Tranche d'hippocampe de souris colorée avec deux toxines spécifiques de sous-types de récepteur nicotinique, en rouge (grains), et en vert (corps cellulaires). L'hippocampe est la zone du cerveau qui gère la mémoire spatiale.
Publication : Stem cells translational medicine

Neural progenitors derived from human induced pluripotent stem cells survive and differentiate upon transplantation into a rat model of amyotrophic lateral sclerosis

Scientific Fields
Diseases
Organisms
Applications
Technique

Published in Stem cells translational medicine - 14 Feb 2013

Popescu IR, Nicaise C, Liu S, Bisch G, Knippenberg S, Daubie V, Bohl D, Pochet R

Link to Pubmed [PMID] – 23413376

Stem Cells Transl Med 2013 Mar;2(3):167-74

Human induced pluripotent stem cells (iPSCs) offer hope for personalized regenerative cell therapy in amyotrophic lateral sclerosis (ALS). We analyzed the fate of human iPSC-derived neural progenitors transplanted into the spinal cord of wild-type and transgenic rats carrying a human mutated SOD1(G93A) gene.
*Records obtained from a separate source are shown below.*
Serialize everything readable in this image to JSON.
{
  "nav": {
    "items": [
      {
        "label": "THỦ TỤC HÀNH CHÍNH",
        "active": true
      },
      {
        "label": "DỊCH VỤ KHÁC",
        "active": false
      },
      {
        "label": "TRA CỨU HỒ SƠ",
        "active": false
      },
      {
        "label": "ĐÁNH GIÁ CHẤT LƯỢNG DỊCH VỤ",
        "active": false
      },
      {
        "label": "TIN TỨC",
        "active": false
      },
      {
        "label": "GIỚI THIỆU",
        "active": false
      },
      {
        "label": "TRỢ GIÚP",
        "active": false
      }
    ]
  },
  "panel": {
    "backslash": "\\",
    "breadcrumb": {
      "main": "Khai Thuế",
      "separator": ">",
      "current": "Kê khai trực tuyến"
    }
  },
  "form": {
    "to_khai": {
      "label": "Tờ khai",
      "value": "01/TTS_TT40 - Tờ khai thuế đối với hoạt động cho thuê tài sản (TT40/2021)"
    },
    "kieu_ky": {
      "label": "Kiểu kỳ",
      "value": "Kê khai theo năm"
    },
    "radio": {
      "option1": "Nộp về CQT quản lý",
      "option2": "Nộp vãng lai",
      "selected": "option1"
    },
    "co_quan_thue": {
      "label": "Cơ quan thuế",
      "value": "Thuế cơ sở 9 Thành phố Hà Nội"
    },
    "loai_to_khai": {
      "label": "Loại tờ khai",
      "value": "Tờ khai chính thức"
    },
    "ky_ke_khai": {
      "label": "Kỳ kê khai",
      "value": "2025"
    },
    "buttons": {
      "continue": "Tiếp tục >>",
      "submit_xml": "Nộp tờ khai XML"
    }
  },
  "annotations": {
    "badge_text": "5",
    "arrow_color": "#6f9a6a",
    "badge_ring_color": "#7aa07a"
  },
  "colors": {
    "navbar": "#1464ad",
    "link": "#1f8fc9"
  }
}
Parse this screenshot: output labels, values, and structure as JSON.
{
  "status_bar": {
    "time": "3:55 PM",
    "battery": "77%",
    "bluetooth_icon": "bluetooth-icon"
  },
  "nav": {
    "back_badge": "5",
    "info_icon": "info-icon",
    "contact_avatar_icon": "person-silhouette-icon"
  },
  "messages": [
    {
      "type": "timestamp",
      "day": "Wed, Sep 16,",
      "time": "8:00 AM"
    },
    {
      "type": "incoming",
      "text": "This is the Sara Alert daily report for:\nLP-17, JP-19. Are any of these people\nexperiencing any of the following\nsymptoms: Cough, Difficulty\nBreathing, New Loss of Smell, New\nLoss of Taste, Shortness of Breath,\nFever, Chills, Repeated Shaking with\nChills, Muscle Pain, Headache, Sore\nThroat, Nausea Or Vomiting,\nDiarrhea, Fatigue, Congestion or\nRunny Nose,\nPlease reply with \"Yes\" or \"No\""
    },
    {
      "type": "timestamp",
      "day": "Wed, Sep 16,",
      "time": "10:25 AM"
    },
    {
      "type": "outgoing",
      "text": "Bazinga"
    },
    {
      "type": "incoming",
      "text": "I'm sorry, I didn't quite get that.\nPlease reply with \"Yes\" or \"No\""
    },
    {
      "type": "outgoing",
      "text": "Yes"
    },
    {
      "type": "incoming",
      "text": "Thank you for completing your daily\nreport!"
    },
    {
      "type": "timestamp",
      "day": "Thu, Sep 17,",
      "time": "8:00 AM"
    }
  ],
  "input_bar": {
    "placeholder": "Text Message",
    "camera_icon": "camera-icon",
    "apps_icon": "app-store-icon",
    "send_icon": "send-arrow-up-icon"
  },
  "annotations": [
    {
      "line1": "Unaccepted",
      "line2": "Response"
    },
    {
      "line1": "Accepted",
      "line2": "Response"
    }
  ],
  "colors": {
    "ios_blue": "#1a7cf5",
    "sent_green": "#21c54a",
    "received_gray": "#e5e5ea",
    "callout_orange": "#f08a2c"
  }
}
The aim was to follow survival and differentiation of human neural progenitors until day 60 post-transplantation in two different in vivo environments, one being ALS-like. iPSC-derived neural progenitors efficiently engrafted in the adult spinal cord and survived at high numbers. Different neural progenitor, astroglial, and neuronal markers indicated that, over time, the transplanted nestin-positive cells differentiated into cells displaying a neuronal phenotype in both wild-type and transgenic SOD1 rats. Although a transient microglial phenotype was detected at day 15, astroglial staining was negative in engrafted cells from day 1 to day 60. At day 30, differentiation toward a neuronal phenotype was identified, which was further established at day 60 by the expression of the neuronal marker MAP2. A specification process into motoneuron-like structures was evidenced in the ventral horns in both wild-type and SOD1 rats. Our results demonstrate proof-of-principle of survival and differentiation of human iPSC-derived neural progenitors in in vivo ALS environment, offering perspectives for the use of iPSC-based therapy in ALS.

http://www.ncbi.nlm.nih.gov/pubmed/23413376